Applying “Flow” to Video Game Research and Development

Illustration of a long shadow chemical flask with a game pad Previously, we introduced the concept of flow, described what it means, and where it fits in the context of gaming.  If you haven’t read that introduction, you can find it here.

This time, we’d like dive deeper into explaining some of the specific methods that are currently available for studying video games, and explain how the flow concept can be integrated into those techniques to provide valuable insight regarding the development of the optimal experience for the player.   Some of these methods are fairly traditional, relying on research methodologies that have been in use for many years in many fields.  Others are part of the “Next-Generation” of tools and techniques that are seeing new and promising advancements regularly.

Traditional playtesting methods are the approaches that have been around for a while.  They’re the time-tested gold standard for industry research, and revolve primarily around observing the player during gameplay tests and questioning them after the session.  This can be done one-on-one, via survey questions, or in focus groups.  Another traditional method is the “think aloud” protocol, in which the player continually comments on their experience as they play the game.

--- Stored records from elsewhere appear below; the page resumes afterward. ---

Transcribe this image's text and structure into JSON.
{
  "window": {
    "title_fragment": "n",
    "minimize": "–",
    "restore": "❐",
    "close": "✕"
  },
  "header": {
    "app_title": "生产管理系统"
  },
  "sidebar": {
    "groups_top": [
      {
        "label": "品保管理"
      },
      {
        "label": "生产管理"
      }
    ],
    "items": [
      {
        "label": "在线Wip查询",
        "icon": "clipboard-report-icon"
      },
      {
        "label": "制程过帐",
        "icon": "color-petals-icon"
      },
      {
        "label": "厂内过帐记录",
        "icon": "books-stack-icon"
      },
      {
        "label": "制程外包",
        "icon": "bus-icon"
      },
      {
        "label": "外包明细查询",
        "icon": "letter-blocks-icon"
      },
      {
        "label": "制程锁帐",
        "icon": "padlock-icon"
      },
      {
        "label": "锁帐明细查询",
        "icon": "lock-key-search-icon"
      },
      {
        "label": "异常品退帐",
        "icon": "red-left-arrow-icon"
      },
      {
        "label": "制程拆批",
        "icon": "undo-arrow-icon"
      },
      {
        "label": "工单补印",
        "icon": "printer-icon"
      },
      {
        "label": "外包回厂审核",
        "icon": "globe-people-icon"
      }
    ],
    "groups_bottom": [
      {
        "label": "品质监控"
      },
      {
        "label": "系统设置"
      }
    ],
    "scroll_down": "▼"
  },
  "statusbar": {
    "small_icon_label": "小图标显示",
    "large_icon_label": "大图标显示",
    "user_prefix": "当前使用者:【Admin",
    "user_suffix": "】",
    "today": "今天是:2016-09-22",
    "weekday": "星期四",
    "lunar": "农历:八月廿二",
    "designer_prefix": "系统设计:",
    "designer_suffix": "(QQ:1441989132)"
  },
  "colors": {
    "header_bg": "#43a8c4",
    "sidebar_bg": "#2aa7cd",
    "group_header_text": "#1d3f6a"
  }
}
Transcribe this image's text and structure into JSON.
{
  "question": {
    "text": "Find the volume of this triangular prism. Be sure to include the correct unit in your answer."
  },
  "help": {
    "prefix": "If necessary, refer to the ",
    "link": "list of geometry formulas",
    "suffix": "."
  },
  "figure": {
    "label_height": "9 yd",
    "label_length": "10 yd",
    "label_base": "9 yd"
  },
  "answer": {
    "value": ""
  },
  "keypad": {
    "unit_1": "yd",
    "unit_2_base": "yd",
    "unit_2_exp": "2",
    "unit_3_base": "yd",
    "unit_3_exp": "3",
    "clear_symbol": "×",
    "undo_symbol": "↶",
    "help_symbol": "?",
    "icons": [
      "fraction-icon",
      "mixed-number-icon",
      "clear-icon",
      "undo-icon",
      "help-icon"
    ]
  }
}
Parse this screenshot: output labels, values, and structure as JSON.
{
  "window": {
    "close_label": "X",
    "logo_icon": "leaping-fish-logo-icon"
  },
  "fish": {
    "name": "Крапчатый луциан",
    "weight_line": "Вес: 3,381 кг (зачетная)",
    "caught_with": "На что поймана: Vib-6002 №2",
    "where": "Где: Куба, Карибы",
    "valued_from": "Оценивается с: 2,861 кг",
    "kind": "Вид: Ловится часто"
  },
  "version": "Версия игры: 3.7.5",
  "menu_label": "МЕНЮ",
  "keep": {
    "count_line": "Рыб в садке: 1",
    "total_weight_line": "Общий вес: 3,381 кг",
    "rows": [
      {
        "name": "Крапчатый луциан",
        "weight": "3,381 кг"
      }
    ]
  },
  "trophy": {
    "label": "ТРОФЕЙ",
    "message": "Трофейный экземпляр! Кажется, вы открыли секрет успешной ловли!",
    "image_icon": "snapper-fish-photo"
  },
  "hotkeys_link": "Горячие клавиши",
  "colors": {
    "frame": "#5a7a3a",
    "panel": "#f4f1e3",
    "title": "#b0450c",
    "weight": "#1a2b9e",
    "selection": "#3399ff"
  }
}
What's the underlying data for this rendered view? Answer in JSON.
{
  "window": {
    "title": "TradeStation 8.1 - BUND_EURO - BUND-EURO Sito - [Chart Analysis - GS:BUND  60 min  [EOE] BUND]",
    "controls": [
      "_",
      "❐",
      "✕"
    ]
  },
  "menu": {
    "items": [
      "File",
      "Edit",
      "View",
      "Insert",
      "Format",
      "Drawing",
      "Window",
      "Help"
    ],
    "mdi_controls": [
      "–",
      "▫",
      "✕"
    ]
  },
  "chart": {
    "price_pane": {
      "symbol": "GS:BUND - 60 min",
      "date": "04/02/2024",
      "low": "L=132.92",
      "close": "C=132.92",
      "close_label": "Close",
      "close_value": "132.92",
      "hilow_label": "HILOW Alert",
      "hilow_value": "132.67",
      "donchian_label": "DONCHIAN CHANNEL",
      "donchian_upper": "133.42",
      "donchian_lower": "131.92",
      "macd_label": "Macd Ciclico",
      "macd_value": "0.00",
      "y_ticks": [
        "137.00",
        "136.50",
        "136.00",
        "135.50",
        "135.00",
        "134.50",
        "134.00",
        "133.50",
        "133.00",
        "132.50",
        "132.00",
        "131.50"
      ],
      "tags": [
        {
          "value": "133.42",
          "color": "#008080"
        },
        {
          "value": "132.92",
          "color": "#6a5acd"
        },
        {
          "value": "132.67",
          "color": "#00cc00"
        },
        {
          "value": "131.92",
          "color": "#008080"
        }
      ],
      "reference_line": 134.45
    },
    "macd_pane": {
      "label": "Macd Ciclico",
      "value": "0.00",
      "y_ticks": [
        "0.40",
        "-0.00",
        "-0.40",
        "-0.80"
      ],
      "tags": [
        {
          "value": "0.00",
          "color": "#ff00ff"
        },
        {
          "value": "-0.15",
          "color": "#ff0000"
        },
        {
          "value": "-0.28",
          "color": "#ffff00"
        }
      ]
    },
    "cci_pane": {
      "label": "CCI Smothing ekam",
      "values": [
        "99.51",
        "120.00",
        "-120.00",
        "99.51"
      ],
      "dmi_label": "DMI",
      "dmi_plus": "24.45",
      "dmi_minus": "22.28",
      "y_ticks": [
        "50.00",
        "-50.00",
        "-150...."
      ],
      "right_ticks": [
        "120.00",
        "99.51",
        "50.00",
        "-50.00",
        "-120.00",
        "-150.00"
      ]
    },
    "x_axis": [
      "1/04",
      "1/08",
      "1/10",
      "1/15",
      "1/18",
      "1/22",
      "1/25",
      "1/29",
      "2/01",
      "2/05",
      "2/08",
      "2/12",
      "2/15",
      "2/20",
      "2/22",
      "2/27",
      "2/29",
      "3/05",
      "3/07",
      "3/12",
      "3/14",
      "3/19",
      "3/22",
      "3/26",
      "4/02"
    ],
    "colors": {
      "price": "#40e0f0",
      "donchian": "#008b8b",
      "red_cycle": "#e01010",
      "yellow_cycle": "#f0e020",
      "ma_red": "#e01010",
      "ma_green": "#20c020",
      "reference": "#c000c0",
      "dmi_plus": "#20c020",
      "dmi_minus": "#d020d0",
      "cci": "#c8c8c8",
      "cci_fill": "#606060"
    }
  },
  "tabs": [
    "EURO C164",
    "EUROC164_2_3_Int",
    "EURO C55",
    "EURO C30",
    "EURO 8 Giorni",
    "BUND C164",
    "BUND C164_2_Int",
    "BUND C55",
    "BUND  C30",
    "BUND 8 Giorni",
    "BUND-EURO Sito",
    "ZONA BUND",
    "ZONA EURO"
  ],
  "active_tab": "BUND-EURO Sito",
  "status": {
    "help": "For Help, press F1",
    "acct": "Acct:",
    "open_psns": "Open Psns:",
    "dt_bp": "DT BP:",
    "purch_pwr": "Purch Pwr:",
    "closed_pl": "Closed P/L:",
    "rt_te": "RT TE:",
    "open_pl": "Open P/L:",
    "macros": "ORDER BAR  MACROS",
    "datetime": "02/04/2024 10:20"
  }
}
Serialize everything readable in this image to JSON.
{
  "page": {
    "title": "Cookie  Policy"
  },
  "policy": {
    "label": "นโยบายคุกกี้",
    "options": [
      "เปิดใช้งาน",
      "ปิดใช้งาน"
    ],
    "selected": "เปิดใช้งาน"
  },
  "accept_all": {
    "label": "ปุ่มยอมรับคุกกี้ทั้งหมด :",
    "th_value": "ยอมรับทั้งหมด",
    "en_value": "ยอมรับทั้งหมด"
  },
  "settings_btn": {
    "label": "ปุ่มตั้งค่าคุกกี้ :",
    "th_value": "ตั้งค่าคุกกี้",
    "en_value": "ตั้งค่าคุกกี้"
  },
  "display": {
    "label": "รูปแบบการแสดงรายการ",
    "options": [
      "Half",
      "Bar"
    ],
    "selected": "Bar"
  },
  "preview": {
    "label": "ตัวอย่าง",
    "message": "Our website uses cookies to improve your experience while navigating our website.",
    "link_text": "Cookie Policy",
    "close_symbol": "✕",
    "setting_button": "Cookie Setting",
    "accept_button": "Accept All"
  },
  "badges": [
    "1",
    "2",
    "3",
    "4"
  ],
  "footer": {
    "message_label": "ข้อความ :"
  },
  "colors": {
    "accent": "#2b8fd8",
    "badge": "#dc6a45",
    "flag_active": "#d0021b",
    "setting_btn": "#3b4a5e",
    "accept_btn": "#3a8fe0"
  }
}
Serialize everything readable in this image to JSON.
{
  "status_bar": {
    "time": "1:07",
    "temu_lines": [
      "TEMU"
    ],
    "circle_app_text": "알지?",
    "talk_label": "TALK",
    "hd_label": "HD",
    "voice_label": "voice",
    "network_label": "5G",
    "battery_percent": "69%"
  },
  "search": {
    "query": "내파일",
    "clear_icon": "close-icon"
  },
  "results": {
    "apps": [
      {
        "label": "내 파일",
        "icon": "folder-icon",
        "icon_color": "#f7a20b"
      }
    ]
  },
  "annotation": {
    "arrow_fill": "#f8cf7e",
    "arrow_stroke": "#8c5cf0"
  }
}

While these methods are a good way to uncover major issues in the game being tested, they are subject to many biases.  The player’s memory and their replies when reporting afterward might not be an accurate account of the actual events.  They may have forgotten something entirely or they may be uncomfortable providing negative feedback.  The quality of the information gained is entirely subjective, therefore making accurate and reliable interpretation difficult.

Next-Generation playtesting is an emerging field in which quantifiable, objective information can be obtained about a player’s gameplay experience.  One Next-Gen approach is the use of psychometrics, which are questionnaires and tests based in psychology that help determine the skills, attitude, and traits of a player.

Another approach is psychophysiology—the interpretation of the body’s various electrical signals as indicators of specific psychological states.  Psychophysiology is reliable, reproducible, and brings to light the non-conscious underpinnings of emotional experience.

But what does this all have to do with flow?

With a stimulus as complex as a video game, massive amounts of complex data are generated, which can be misconstrued if not interpreted properly.  It is necessary to understand exactly what you are observing and to be able to fit it into a theoretical framework so that you can generate meaning from it.  That’s where the flow concept comes in.  By finding psychophysiological correlates to the aspects of flow, we can find significance in what would otherwise be an overwhelming mass of data.

This information can inform and empower developers because it tells them exactly how the player really feels at any given moment of their experience.  There are no skewed opinions due to memory bias, and there is no filtering of responses to verbal Q&A or surveys.  Next-Gen playtesting – specifically psychophysiology – offers a direct hotline to the body’s basic mechanisms of emotional reaction.

When next-gen playtesting is combined with traditional methods, it creates a well-rounded repertoire, capable of addressing all angles of how a game is truly being experienced by players.  At HCD Research, we utilize these approaches and continue to refine our methodology, so that we can uncover what is really at the core of the player’s experience.

Next time, we’ll discuss more about who we are at HCD Research, the tools we use, and what makes us equipped to tackle to new and emerging field of next-gen video game research.